Three alarms were struck for the fire, which drew mutual aid from departments in Lincoln, Cumberland, North Smithfield, Smithfield, Burrillville and Bellingham. The first units arrived about 9:30 p.m. and firefighters didnât clear until about 3:30 in the morning, he said.
Because firefighters adopted a shift schedule based on 24-hour rotations recently, the firefighters who had spent the afternoon extinguishing the fire on Lincoln Street were the same ones who battled the blaze on Front Street, said Morin. He couldnât remember the last time the same shift had been called on to fight two major fires in one day, but Morin said the likelihood of it happening with the new shift schedule is greater than it used to be.
Itâs exhausting, said Morin, but it comes with the territory.
âBefore when there was a fire like this there were two shifts,â said Morin. âNow one shift is fighting both fires. You donât get much of a chance to catch your breath. Certainly you run the risk of more injuries.â
While investigators quickly pinpointed the cause of the latter fire, Morin said the probe of the blaze that gutted the Lincoln Street tenement is still open. He said itâs clear that the fire started outside the house, on a rattan settee that was located on a porch.

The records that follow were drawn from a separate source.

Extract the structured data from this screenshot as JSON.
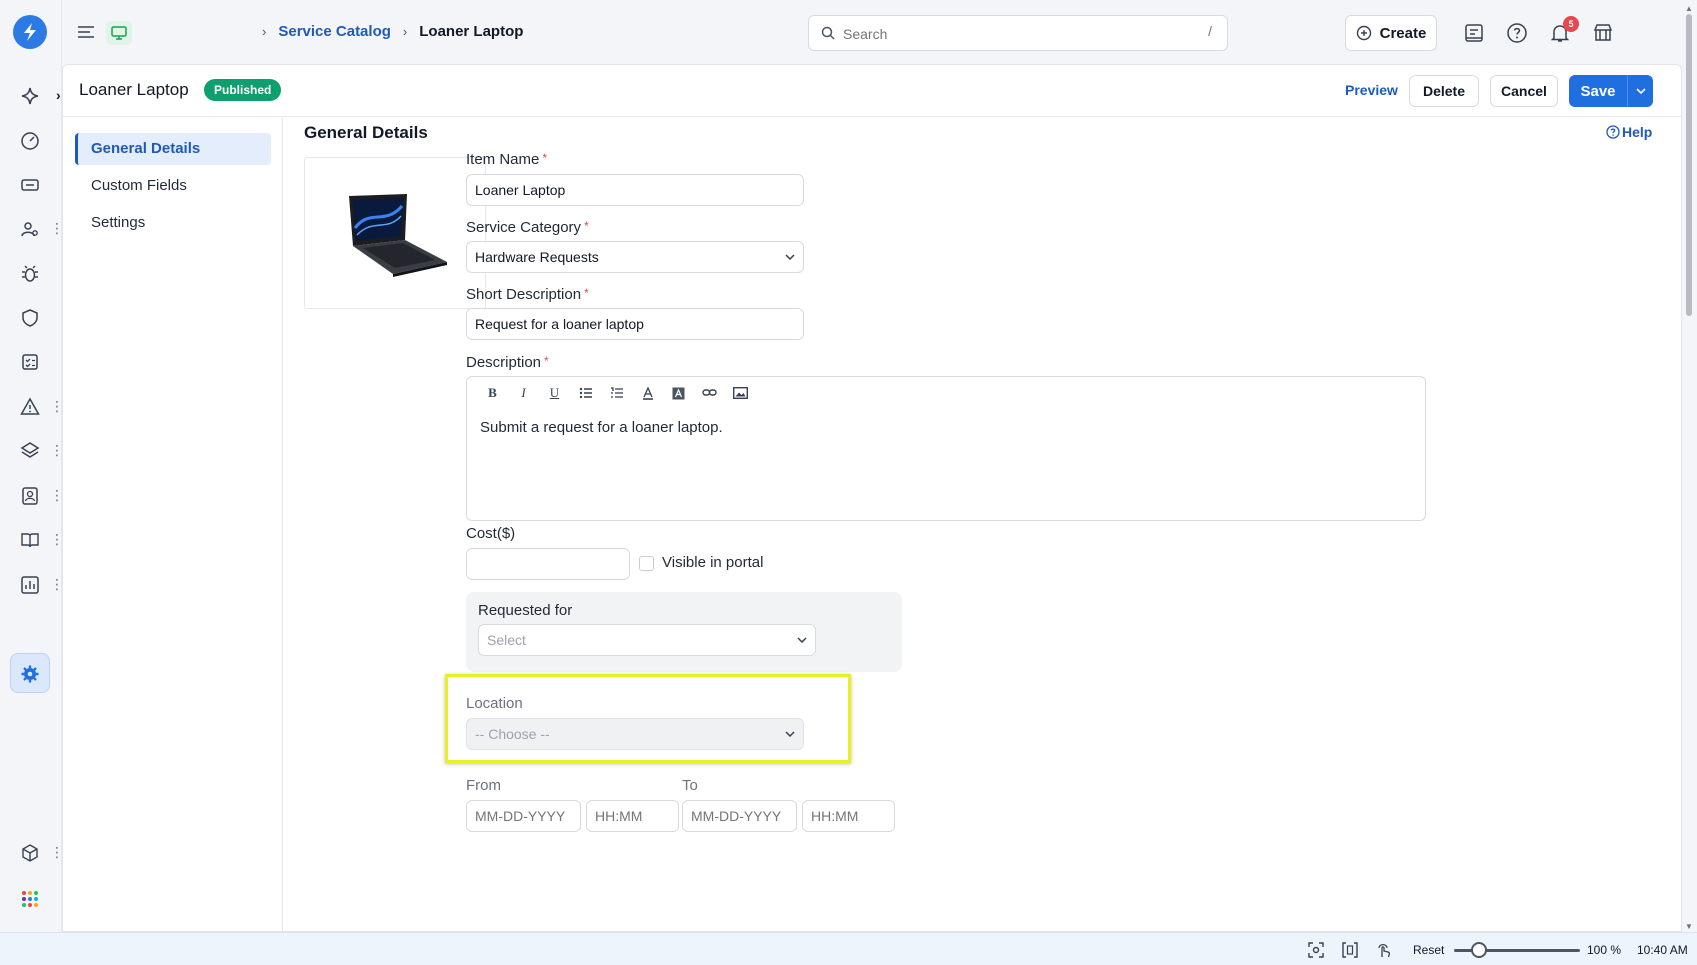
{
  "breadcrumb": {
    "link": "Service Catalog",
    "current": "Loaner Laptop"
  },
  "search": {
    "placeholder": "Search",
    "shortcut": "/"
  },
  "topbar": {
    "create_label": "Create",
    "notification_count": "5"
  },
  "header": {
    "title": "Loaner Laptop",
    "status": "Published",
    "preview": "Preview",
    "delete": "Delete",
    "cancel": "Cancel",
    "save": "Save"
  },
  "nav": {
    "items": [
      {
        "label": "General Details",
        "active": true
      },
      {
        "label": "Custom Fields",
        "active": false
      },
      {
        "label": "Settings",
        "active": false
      }
    ]
  },
  "content": {
    "section_title": "General Details",
    "help": "Help"
  },
  "form": {
    "item_name": {
      "label": "Item Name",
      "value": "Loaner Laptop",
      "required": "*"
    },
    "service_category": {
      "label": "Service Category",
      "value": "Hardware Requests",
      "required": "*"
    },
    "short_description": {
      "label": "Short Description",
      "value": "Request for a loaner laptop",
      "required": "*"
    },
    "description": {
      "label": "Description",
      "required": "*",
      "value": "Submit a request for a loaner laptop.",
      "toolbar": [
        "B",
        "I",
        "U"
      ]
    },
    "cost": {
      "label": "Cost($)",
      "value": ""
    },
    "visible_in_portal": {
      "label": "Visible in portal",
      "checked": false
    },
    "requested_for": {
      "label": "Requested for",
      "placeholder": "Select"
    },
    "location": {
      "label": "Location",
      "placeholder": "-- Choose --"
    },
    "from": {
      "label": "From",
      "date_placeholder": "MM-DD-YYYY",
      "time_placeholder": "HH:MM"
    },
    "to": {
      "label": "To",
      "date_placeholder": "MM-DD-YYYY",
      "time_placeholder": "HH:MM"
    }
  },
  "statusbar": {
    "reset": "Reset",
    "zoom": "100 %",
    "time": "10:40 AM",
    "zoom_level": 0.2
  },
  "colors": {
    "brand": "#2c7be5",
    "primary": "#1f6fe0",
    "published": "#0e9f6e",
    "highlight": "#e9f020"
  }
}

Itâs an unofficial smoking seat for tenants, and one woman told firefighters she smoked a cigarette on the sofa around 9:30 a.m., roughly two hours before the fire was first reported. Itâs possible an ash could have survived long enough to spread to the chair, but firefighters arenât ready to say thatâs how the fire started.
Despite the high number of tenants affected, no one was injured, and several cats and dogs were also rescued. Maybe the most inspiring moment of the back-to-back calamities came when Capt. Keith Lopes entered the smoky Lincoln Street residence and came out carrying a Yorkshire terrier that belongs to one of the tenants.
âIt was kind of ironic because he has Yorkshire terriers at home and he was able to save someone elseâs,â he said.